Ferguson highlights an alarming number of similarities between the last years of the Soviet Union and the United States today. Does it mean the United States is reaching the end? That's the implication, obviously, and when you consider the parallels, it's hard to reject the implication.

What I find even more surprising (or disturbing) is that the parallels are so comical. If the stakes weren't so high, the parallels would offer the best comedy since Eddie Murphy's zenith.

Niall Ferguson: We’re All Soviets Now
A government with a permanent deficit and a bloated military. A bogus ideology pushed by elites. Poor health among ordinary people. Senescent leaders. Sound familiar?

It reminds me of the Distributist assertions (backed by encyclicals, though tempered by Centesimus Annus) that Capitalism and Communism are merely flipsides of the same coin. Both focus on material improvement to the exclusion of the spiritual.

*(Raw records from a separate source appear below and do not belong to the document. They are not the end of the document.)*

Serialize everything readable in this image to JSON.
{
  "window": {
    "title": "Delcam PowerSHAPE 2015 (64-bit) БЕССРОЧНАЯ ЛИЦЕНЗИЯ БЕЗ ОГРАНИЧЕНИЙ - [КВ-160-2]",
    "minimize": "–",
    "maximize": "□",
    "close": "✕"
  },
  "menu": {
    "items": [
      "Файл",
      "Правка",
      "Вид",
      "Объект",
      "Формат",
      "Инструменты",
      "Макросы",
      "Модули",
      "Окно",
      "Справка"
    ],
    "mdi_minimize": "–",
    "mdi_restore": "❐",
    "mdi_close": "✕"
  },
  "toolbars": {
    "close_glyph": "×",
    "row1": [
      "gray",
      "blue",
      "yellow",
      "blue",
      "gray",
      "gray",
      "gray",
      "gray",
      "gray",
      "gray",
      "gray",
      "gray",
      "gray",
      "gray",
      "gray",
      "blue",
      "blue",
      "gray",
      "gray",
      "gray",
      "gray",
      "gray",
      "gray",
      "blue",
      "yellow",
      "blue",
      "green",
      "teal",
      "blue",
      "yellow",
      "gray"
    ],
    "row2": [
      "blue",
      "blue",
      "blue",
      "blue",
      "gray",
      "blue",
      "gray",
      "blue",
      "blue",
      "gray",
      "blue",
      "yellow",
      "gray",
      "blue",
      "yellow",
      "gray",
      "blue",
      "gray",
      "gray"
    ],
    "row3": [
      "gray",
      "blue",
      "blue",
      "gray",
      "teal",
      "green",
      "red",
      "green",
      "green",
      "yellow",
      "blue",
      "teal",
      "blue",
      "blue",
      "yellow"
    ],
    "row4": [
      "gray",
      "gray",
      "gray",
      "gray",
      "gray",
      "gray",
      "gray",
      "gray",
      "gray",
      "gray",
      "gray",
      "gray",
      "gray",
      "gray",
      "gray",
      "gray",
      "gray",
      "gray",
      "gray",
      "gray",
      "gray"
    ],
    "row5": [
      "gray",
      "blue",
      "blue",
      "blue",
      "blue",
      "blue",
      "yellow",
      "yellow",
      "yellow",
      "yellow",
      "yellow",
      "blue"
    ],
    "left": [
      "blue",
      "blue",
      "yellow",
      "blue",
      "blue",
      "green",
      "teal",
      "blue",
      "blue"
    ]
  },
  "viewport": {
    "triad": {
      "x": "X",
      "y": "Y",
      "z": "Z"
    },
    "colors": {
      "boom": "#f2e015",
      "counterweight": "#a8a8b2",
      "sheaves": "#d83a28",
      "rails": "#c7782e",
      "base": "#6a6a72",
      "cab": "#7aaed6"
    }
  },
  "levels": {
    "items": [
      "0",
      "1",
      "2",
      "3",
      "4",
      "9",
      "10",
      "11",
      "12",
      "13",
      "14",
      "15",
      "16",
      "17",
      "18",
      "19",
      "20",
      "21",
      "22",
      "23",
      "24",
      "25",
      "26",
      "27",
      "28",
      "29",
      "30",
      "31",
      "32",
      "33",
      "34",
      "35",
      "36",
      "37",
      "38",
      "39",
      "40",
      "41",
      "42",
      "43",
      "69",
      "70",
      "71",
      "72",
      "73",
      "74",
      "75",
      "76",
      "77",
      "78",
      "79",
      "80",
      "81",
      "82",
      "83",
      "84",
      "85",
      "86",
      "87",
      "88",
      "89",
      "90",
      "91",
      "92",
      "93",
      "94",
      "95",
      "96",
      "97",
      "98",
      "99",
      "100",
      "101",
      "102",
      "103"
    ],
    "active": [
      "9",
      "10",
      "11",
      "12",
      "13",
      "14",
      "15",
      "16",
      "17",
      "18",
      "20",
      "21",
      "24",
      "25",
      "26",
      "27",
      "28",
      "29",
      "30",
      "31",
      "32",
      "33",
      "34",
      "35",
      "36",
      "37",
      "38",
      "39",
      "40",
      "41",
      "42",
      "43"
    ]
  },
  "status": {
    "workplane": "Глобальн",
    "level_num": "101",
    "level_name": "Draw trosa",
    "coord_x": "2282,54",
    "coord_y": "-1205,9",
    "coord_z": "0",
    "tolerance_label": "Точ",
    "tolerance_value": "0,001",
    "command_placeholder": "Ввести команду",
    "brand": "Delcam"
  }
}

I've never accepted that positions for a variety of reasons, including the concession by Distributists (and the same Popes who inveigh against Capitalism) that free markets are good. I can't analytically distinguish "Capitalism" from "free markets." Though I intuitively believe there is a distinction, it's so nebulous, I don't think it's a helpful distinction.

Does Ferguson's stunning essay show that Capitalism and Communism are, indeed, flipsides of the same coin, and the coin is now lavishly obvious by their late stages?

I don't think so. For starters, the parallels emanate from big government, not from markets. Even the parallels that tie back to big corporations are linked to big government: the pharmaceutical companies that control politicians and the airwaves and the health insurance industry that became bloated when insurance premiums became tax deductible.

I think the essay points to a more fundamental problem: Gnosticism. Communism and Progressivism, Voegelin pointed out, are both Gnostic systems. They differ in their approaches, but their underlying and fundamental assumptions are all the same.

I'd further submit that they're all the same because both systems sprout from an overweening left hemisphere. More on that later.